Instructions for the task. Hand back the entries below exactly.

━━━━━━━━━━━━━━━━

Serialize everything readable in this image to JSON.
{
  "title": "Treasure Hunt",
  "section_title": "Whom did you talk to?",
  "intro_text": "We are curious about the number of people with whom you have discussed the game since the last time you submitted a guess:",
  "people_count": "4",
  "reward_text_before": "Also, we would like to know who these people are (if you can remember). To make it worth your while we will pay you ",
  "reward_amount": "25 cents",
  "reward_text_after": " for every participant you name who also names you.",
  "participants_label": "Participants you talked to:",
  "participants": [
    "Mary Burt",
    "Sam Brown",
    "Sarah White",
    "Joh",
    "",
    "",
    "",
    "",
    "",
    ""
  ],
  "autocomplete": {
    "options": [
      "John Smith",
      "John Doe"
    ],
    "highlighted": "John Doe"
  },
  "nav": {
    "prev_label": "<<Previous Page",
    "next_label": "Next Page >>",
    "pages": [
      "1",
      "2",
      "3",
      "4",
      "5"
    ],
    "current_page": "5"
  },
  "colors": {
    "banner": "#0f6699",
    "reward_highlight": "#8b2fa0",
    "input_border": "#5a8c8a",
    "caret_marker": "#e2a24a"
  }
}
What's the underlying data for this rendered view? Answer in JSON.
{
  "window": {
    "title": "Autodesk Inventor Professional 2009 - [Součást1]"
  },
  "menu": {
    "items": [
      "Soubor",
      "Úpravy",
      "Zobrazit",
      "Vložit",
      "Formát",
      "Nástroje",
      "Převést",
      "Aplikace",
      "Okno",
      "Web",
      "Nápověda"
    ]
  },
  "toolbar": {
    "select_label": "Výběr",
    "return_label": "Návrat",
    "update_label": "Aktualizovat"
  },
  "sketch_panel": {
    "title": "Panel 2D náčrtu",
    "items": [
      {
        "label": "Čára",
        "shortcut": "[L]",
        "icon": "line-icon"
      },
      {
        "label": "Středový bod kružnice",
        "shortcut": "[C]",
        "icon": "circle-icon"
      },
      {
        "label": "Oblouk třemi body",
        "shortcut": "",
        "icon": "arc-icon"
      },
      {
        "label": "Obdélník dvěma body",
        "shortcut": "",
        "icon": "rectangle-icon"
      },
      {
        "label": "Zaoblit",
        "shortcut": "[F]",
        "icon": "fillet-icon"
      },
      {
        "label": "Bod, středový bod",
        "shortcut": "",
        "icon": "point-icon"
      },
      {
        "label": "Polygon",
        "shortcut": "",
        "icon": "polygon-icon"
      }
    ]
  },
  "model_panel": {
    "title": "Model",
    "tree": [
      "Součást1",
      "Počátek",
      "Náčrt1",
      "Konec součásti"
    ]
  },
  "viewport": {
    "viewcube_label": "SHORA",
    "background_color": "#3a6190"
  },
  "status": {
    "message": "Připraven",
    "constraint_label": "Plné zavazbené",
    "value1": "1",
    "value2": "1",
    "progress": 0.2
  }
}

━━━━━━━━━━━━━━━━

Answer to this task.
Serialize everything readable in this image to JSON.
{
  "title": "Treasure Hunt",
  "section_title": "Whom did you talk to?",
  "intro_text": "We are curious about the number of people with whom you have discussed the game since the last time you submitted a guess:",
  "people_count": "4",
  "reward_text_before": "Also, we would like to know who these people are (if you can remember). To make it worth your while we will pay you ",
  "reward_amount": "25 cents",
  "reward_text_after": " for every participant you name who also names you.",
  "participants_label": "Participants you talked to:",
  "participants": [
    "Mary Burt",
    "Sam Brown",
    "Sarah White",
    "Joh",
    "",
    "",
    "",
    "",
    "",
    ""
  ],
  "autocomplete": {
    "options": [
      "John Smith",
      "John Doe"
    ],
    "highlighted": "John Doe"
  },
  "nav": {
    "prev_label": "<<Previous Page",
    "next_label": "Next Page >>",
    "pages": [
      "1",
      "2",
      "3",
      "4",
      "5"
    ],
    "current_page": "5"
  },
  "colors": {
    "banner": "#0f6699",
    "reward_highlight": "#8b2fa0",
    "input_border": "#5a8c8a",
    "caret_marker": "#e2a24a"
  }
}
What's the underlying data for this rendered view? Answer in JSON.
{
  "window": {
    "title": "Autodesk Inventor Professional 2009 - [Součást1]"
  },
  "menu": {
    "items": [
      "Soubor",
      "Úpravy",
      "Zobrazit",
      "Vložit",
      "Formát",
      "Nástroje",
      "Převést",
      "Aplikace",
      "Okno",
      "Web",
      "Nápověda"
    ]
  },
  "toolbar": {
    "select_label": "Výběr",
    "return_label": "Návrat",
    "update_label": "Aktualizovat"
  },
  "sketch_panel": {
    "title": "Panel 2D náčrtu",
    "items": [
      {
        "label": "Čára",
        "shortcut": "[L]",
        "icon": "line-icon"
      },
      {
        "label": "Středový bod kružnice",
        "shortcut": "[C]",
        "icon": "circle-icon"
      },
      {
        "label": "Oblouk třemi body",
        "shortcut": "",
        "icon": "arc-icon"
      },
      {
        "label": "Obdélník dvěma body",
        "shortcut": "",
        "icon": "rectangle-icon"
      },
      {
        "label": "Zaoblit",
        "shortcut": "[F]",
        "icon": "fillet-icon"
      },
      {
        "label": "Bod, středový bod",
        "shortcut": "",
        "icon": "point-icon"
      },
      {
        "label": "Polygon",
        "shortcut": "",
        "icon": "polygon-icon"
      }
    ]
  },
  "model_panel": {
    "title": "Model",
    "tree": [
      "Součást1",
      "Počátek",
      "Náčrt1",
      "Konec součásti"
    ]
  },
  "viewport": {
    "viewcube_label": "SHORA",
    "background_color": "#3a6190"
  },
  "status": {
    "message": "Připraven",
    "constraint_label": "Plné zavazbené",
    "value1": "1",
    "value2": "1",
    "progress": 0.2
  }
}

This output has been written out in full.